[1] Unquestionably the evidence is not sufficient to show either that the horse was a vicious animal or that the respondents knew that he had any bad habits which would make him dangerous to people near by. All of the testimony upon this point concerned the acts of the horse upon the school grounds. One witness, a boy of fifteen years of age and a participant in the parade, testified: "The horse cut up a couple of times before Mrs. Barnett was hurt. One [15 Cal. 2d 194] time he came up in just a little bit of hitting me." The young son of the chairman in charge of the parade asserted that for half an hour before the accident the horse kept bolting, circling around, crowhopping, rearing and plunging. Another witness said: "Well, that horse ... seemed to be kind of skittish and didn't seem like it was ever around a crowd like that before, and it was jumping around and it wouldn't stand still and just moving all the time side-stepping and kind of jumping and cutting up all the time." Several other witnesses testified to the same effect. However, there is no evidence whatever to show that the horse was known to be vicious at any time prior to the parade, and therefore the respondents cannot be held liable for its acts as an animal which should not have been allowed in the parade because of habits which made it dangerous. (Haneman v. Western Meat Co., 8 Cal. App. 698 [97 P. 695]; Finney v. Curtis, 78 Cal. 498 [21 P. 120]; Looney v. Bingham Dairy, 70 Utah, 398 [260 P. 855].)

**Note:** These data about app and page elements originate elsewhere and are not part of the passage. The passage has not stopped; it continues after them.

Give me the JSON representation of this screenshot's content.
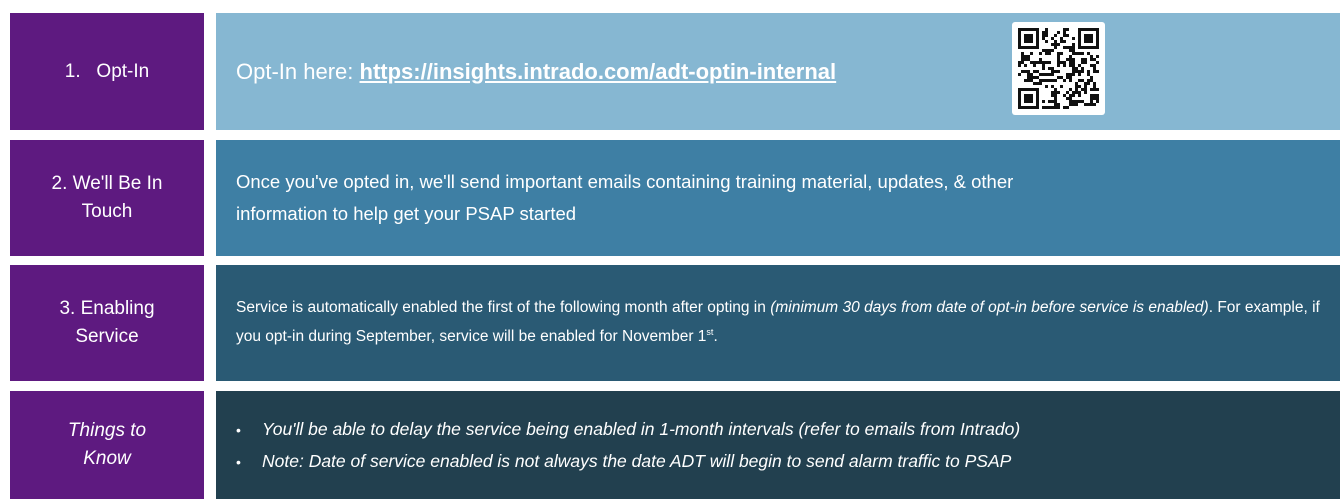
{
  "rows": {
    "optin": {
      "label": "1.   Opt-In",
      "prefix": "Opt-In here: ",
      "link": "https://insights.intrado.com/adt-optin-internal",
      "qr_icon": "qr-code-icon"
    },
    "touch": {
      "label_line1": "2. We'll Be In",
      "label_line2": "Touch",
      "text_line1": "Once you've opted in, we'll send important emails containing training material, updates, & other",
      "text_line2": "information to help get your PSAP started"
    },
    "enabling": {
      "label_line1": "3. Enabling",
      "label_line2": "Service",
      "text_part1": "Service is automatically enabled the first of the following month after opting in ",
      "text_italic": "(minimum 30 days from date of opt-in before service is enabled)",
      "text_part2": ". For example, if you opt-in during September, service will be enabled for November 1",
      "text_sup": "st",
      "text_end": "."
    },
    "know": {
      "label_line1": "Things to",
      "label_line2": "Know",
      "bullet1": "You'll be able to delay the service being enabled in 1-month intervals (refer to emails from Intrado)",
      "bullet2": "Note: Date of service enabled is not always the date ADT will begin to send alarm traffic to PSAP"
    }
  },
  "colors": {
    "label_bg": "#5e1a80",
    "row1_bg": "#86b7d2",
    "row2_bg": "#3e7fa4",
    "row3_bg": "#2a5a74",
    "row4_bg": "#22404f"
  }
}
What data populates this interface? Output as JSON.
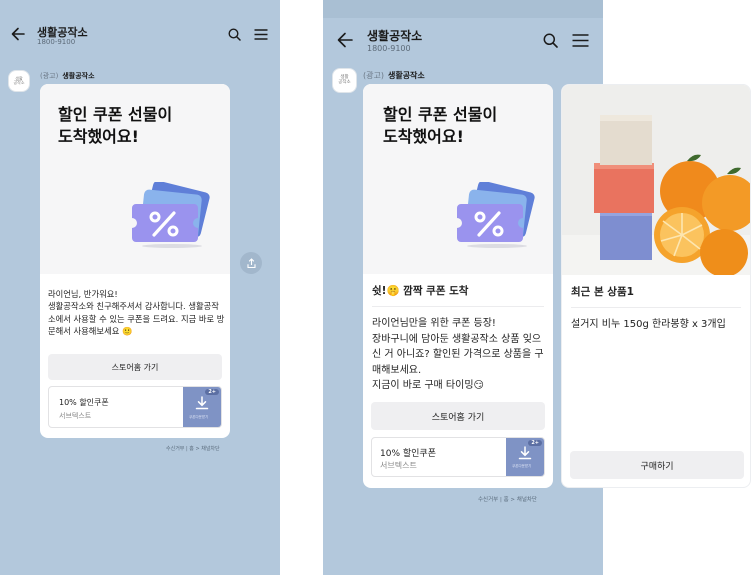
{
  "small_screen": {
    "header": {
      "title": "생활공작소",
      "subtitle": "1800-9100",
      "back_icon": "arrow-left-icon",
      "search_icon": "search-icon",
      "menu_icon": "hamburger-menu-icon"
    },
    "avatar_text": "생활\n공작소",
    "ad_label": "(광고)",
    "sender_name": "생활공작소",
    "card": {
      "title_line1": "할인 쿠폰 선물이",
      "title_line2": "도착했어요!",
      "body": "라이언님, 반가워요!\n생활공작소와 친구해주셔서 감사합니다. 생활공작소에서 사용할 수 있는 쿠폰을 드려요. 지금 바로 방문해서 사용해보세요 🙂",
      "button": "스토어홈 가기",
      "coupon_name": "10% 할인쿠폰",
      "coupon_sub": "서브텍스트",
      "coupon_badge": "2+",
      "coupon_download": "쿠폰다운받기"
    },
    "footer": "수신거부 | 홈 > 채널차단"
  },
  "large_screen": {
    "header": {
      "title": "생활공작소",
      "subtitle": "1800-9100",
      "back_icon": "arrow-left-icon",
      "search_icon": "search-icon",
      "menu_icon": "hamburger-menu-icon"
    },
    "avatar_text": "생활\n공작소",
    "ad_label": "(광고)",
    "sender_name": "생활공작소",
    "card": {
      "title_line1": "할인 쿠폰 선물이",
      "title_line2": "도착했어요!",
      "headline": "쉿!🤫 깜짝 쿠폰 도착",
      "body": "라이언님만을 위한 쿠폰 등장!\n장바구니에 담아둔 생활공작소 상품 잊으신 거 아니죠? 할인된 가격으로 상품을 구매해보세요.\n지금이 바로 구매 타이밍😏",
      "button": "스토어홈 가기",
      "coupon_name": "10% 할인쿠폰",
      "coupon_sub": "서브텍스트",
      "coupon_badge": "2+",
      "coupon_download": "쿠폰다운받기"
    },
    "product_card": {
      "headline": "최근 본 상품1",
      "body": "설거지 비누 150g 한라봉향 x 3개입",
      "button": "구매하기"
    },
    "footer": "수신거부 | 홈 > 채널차단"
  },
  "colors": {
    "chat_background": "#b3c8dc",
    "coupon_accent": "#7f93c5",
    "button_background": "#efeff1"
  }
}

[2] But it does not follow that the nonsuit was properly granted upon the second cause of action which is based upon the asserted negligence of the respondents in the supervision and management of the animals exhibited. If the injured persons were invitees the respondents owed them the duty of ordinary care. If they were licensees, the respondents either knew of their presence on the school grounds, or are chargeable with this knowledge under the circumstances shown in the evidence, and are liable for any failure to exercise that same degree of care. (Hamakawa v. Crescent Wharf etc. Co., 4 Cal. 2d 499 [50 PaCal.2d 803]; Lindholm v. Northwestern Pac. R. R. Co., 79 Cal. App. 34 [248 P. 1033]; Lucas v. Walker, 22 Cal. App. 296 [134 P. 374].)

[3] The respondents insist that because the actions of the horse which caused the injury were as apparent to bystanders as to the respondents, the appellants may not recover for any injuries sustained by them. This argument is one which might very properly be strongly urged before the trier of fact or in support of a judgment in their favor. [4] However, a motion for a nonsuit may not be granted except where there is no evidence of sufficient substantiality to support a verdict in favor of the plaintiff if such verdict were given. In considering such a motion the evidence must be viewed most favorably to the plaintiff, with every [15 Cal. 2d 195] legitimate inference drawn in his favor and conflicts disregarded. (Mitchell Camera Corp. v. Fox Film Corp., 8 Cal. 2d 192 [64 PaCal.2d 946]; Mairo v. Yellow Cab Co., 208 Cal. 350 [281 P. 66].)

Measured by this rule, the evidence offered by the appellants tends to prove their charge of negligence and would support a verdict and judgment in their favor. They were therefore entitled to a determination by the jury of the issues of fact presented.

The judgment is reversed.

Carter, J., Gibson, J., Curtis, J., and Waste, C.J., concurred.